But for all of the positives with Sawamura’s season, his peripherals were not very good, with his park-adjusted FIP coming in worse than league-average. It’s especially surprising to see considering his above-average strikeout rate, but his command was a problem all season. That led to a lot of walks as well as a lot of homers. The latter can be fluky year-to-year, making the walk rate perhaps more concerning. By the end of the season he had walked just about 14 percent of his opponents, which put him in the bottom five percent in all of baseball.
Thinking about it, these results do make sense given how much he relies on both his splitter and slider (combined to throw about 55 percent of the time), two pitches that are best thrown out of the zone. And sure enough, he hit the zone less than 39 percent of the time, 10 percentage points higher than the league-average rate. Even getting chases at a slightly above-average rate wasn’t enough to keep that walk rate in workable territory. Unless Sawamura can start inducing chases at an elite rate, it doesn’t feel like a zone rate this low is sustainable for him.

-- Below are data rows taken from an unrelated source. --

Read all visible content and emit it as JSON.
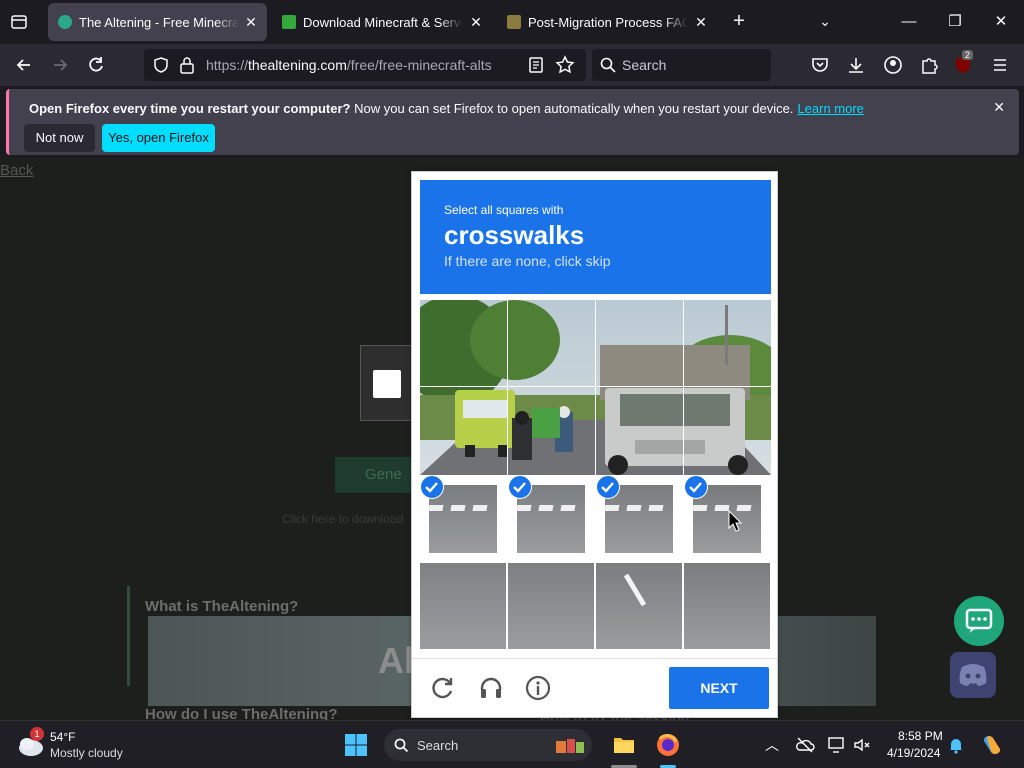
{
  "tabs": [
    {
      "title": "The Altening - Free Minecraft A",
      "favicon_color": "#2aa889",
      "active": true
    },
    {
      "title": "Download Minecraft & Server S",
      "favicon_color": "#35a83c",
      "active": false
    },
    {
      "title": "Post-Migration Process FAQ | M",
      "favicon_color": "#8a7b3f",
      "active": false
    }
  ],
  "nav": {
    "url_prefix": "https://",
    "url_domain": "thealtening.com",
    "url_path": "/free/free-minecraft-alts",
    "search_placeholder": "Search",
    "ublock_badge": "2"
  },
  "notification": {
    "bold": "Open Firefox every time you restart your computer?",
    "text": " Now you can set Firefox to open automatically when you restart your device.",
    "link": "Learn more",
    "btn_not_now": "Not now",
    "btn_yes": "Yes, open Firefox"
  },
  "page": {
    "back": "Back",
    "generate": "Gene",
    "download_text": "Click here to download",
    "faq_q1": "What is TheAltening?",
    "faq_q2": "How do I use TheAltening?",
    "faq_q3": "How to fix the Session",
    "banner_text": "Al"
  },
  "captcha": {
    "instruction": "Select all squares with",
    "target": "crosswalks",
    "hint": "If there are none, click skip",
    "next": "NEXT",
    "selected": [
      false,
      false,
      false,
      false,
      false,
      false,
      false,
      false,
      true,
      true,
      true,
      true,
      false,
      false,
      false,
      false
    ]
  },
  "taskbar": {
    "temp": "54°F",
    "weather": "Mostly cloudy",
    "weather_badge": "1",
    "search_placeholder": "Search",
    "time": "8:58 PM",
    "date": "4/19/2024"
  },
  "colors": {
    "accent": "#1a73e8",
    "firefox_cyan": "#00ddff"
  }
}
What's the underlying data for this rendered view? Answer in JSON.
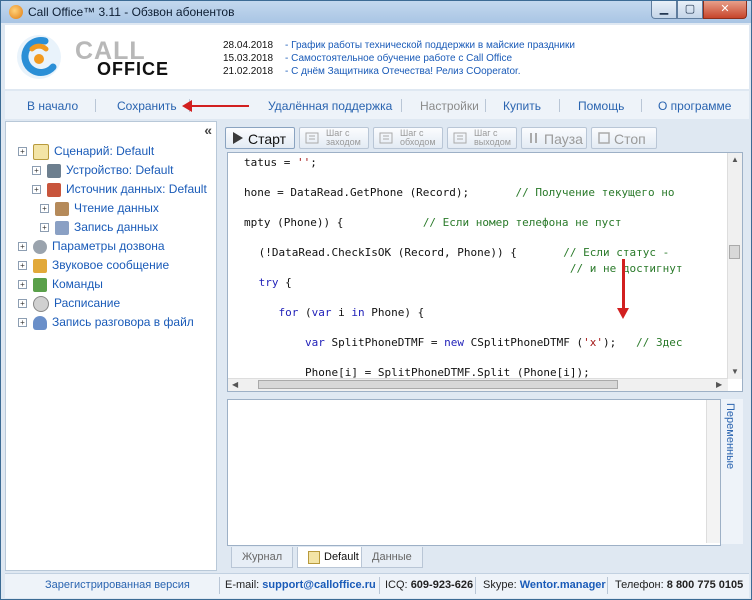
{
  "window": {
    "title": "Call Office™ 3.11 - Обзвон абонентов",
    "min": "▁",
    "max": "▢",
    "close": "✕"
  },
  "logo": {
    "call": "CALL",
    "office": "OFFICE"
  },
  "news": [
    {
      "date": "28.04.2018",
      "text": "- График работы технической поддержки в майские праздники"
    },
    {
      "date": "15.03.2018",
      "text": "- Самостоятельное обучение работе с Call Office"
    },
    {
      "date": "21.02.2018",
      "text": "- С днём Защитника Отечества! Релиз COoperator."
    }
  ],
  "menu": {
    "home": "В начало",
    "save": "Сохранить",
    "remote": "Удалённая поддержка",
    "settings": "Настройки",
    "buy": "Купить",
    "help": "Помощь",
    "about": "О программе"
  },
  "tree": [
    {
      "label": "Сценарий: Default",
      "icon": "script-icon"
    },
    {
      "label": "Устройство: Default",
      "icon": "device-icon"
    },
    {
      "label": "Источник данных: Default",
      "icon": "database-icon"
    },
    {
      "label": "Чтение данных",
      "icon": "read-data-icon"
    },
    {
      "label": "Запись данных",
      "icon": "write-data-icon"
    },
    {
      "label": "Параметры дозвона",
      "icon": "gear-icon"
    },
    {
      "label": "Звуковое сообщение",
      "icon": "speaker-icon"
    },
    {
      "label": "Команды",
      "icon": "commands-icon"
    },
    {
      "label": "Расписание",
      "icon": "clock-icon"
    },
    {
      "label": "Запись разговора в файл",
      "icon": "microphone-icon"
    }
  ],
  "toolbar": {
    "start": "Старт",
    "step_in_1": "Шаг с",
    "step_in_2": "заходом",
    "step_over_1": "Шаг с",
    "step_over_2": "обходом",
    "step_out_1": "Шаг с",
    "step_out_2": "выходом",
    "pause": "Пауза",
    "stop": "Стоп"
  },
  "code": [
    {
      "parts": [
        {
          "t": "tatus = ",
          "c": ""
        },
        {
          "t": "''",
          "c": "st"
        },
        {
          "t": ";",
          "c": ""
        }
      ]
    },
    {
      "parts": [
        {
          "t": "hone = DataRead.GetPhone (Record);       ",
          "c": ""
        },
        {
          "t": "// Получение текущего но",
          "c": "cm"
        }
      ]
    },
    {
      "parts": [
        {
          "t": "mpty (Phone)) {            ",
          "c": ""
        },
        {
          "t": "// Если номер телефона не пуст",
          "c": "cm"
        }
      ]
    },
    {
      "parts": [
        {
          "t": " (!DataRead.CheckIsOK (Record, Phone)) {       ",
          "c": ""
        },
        {
          "t": "// Если статус -",
          "c": "cm"
        }
      ]
    },
    {
      "parts": [
        {
          "t": "                                                ",
          "c": ""
        },
        {
          "t": "// и не достигнут",
          "c": "cm"
        }
      ]
    },
    {
      "parts": [
        {
          "t": " ",
          "c": ""
        },
        {
          "t": "try",
          "c": "kw"
        },
        {
          "t": " {",
          "c": ""
        }
      ]
    },
    {
      "parts": [
        {
          "t": "    ",
          "c": ""
        },
        {
          "t": "for",
          "c": "kw"
        },
        {
          "t": " (",
          "c": ""
        },
        {
          "t": "var",
          "c": "kw"
        },
        {
          "t": " i ",
          "c": ""
        },
        {
          "t": "in",
          "c": "kw"
        },
        {
          "t": " Phone) {",
          "c": ""
        }
      ]
    },
    {
      "parts": [
        {
          "t": "        ",
          "c": ""
        },
        {
          "t": "var",
          "c": "kw"
        },
        {
          "t": " SplitPhoneDTMF = ",
          "c": ""
        },
        {
          "t": "new",
          "c": "kw"
        },
        {
          "t": " CSplitPhoneDTMF (",
          "c": ""
        },
        {
          "t": "'x'",
          "c": "st"
        },
        {
          "t": ");   ",
          "c": ""
        },
        {
          "t": "// Здес",
          "c": "cm"
        }
      ]
    },
    {
      "parts": [
        {
          "t": "        Phone[i] = SplitPhoneDTMF.Split (Phone[i]);",
          "c": ""
        }
      ]
    }
  ],
  "side_tab": "Переменные",
  "tabs": [
    "Журнал",
    "Default",
    "Данные"
  ],
  "status": {
    "registered": "Зарегистрированная версия",
    "email_label": "E-mail:",
    "email": "support@calloffice.ru",
    "icq_label": "ICQ:",
    "icq": "609-923-626",
    "skype_label": "Skype:",
    "skype": "Wentor.manager",
    "phone_label": "Телефон:",
    "phone": "8 800 775 0105"
  }
}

The walks were an issue all season, but they certainly started to show more in the second half, when he took a big step back overall from the first half. Prior to the All-Star break, he pitched to a 2.45 ERA while allowing a .300 wOBA. In the second half those numbers were 4.41 and .376, respectively. And the walk rate, for what it’s worth, jumped from 12 percent to 18 percent.
Now, there are a couple of reasons for this dip from what I can see. One is that he suffered an elbow injury that kept him on the shelf for a bit and perhaps could have been affecting him all second half. Additionally, his batted ball profile changed pretty substantially, with his ground ball rate jumped from 46 percent to 64 percent. That’s notable given the state of Boston’s infield defense. Granted, his walk rate and general lack of command did enough damage on its own, but ground balls weren’t exactly ideal in front of this defense in 2021.
The Big Question
Can Hirokazu Sawamura move quickly up the depth chart?
I’m going to give this one a solid “sort of.” My blueprint for the bullpen coming into the season was only partially correct as I did not account for Garrett Whitlock being elite, so my theory was they needed someone to step up with Matt Barnes and Adam Ottavino as the number three. Clearly Sawamura was not better than Whitlock, but he was a late-inning arm for portions of this season, mostly in the first half. He wasn’t there by the end of the year and it’s hard to view him as such looking ahead to next year, but there were times he reached that point in 2021.
2022 and Beyond
Sawamura is under contract for another year in Boston, and he should very much be a part of the mix in a bullpen that is lacking in top-end talent right now. He’s going to be one of the most interesting players on the roster in my mind next season, as there is a decent case for him going in either direction. Pessimistically, the league now has a book on him and adjustments will take his splitter down a notch and his other pitches aren’t good enough to make up for it. More optimistically, he showed really interesting flashes and a little bit more polish around the zone after getting more settled in his new home isn’t out of the question. I would probably bet on him just being a fine middle reliever, but going in one direction or the other is certainly a possibility as well.
Data from Baseball Savant and FanGraphs.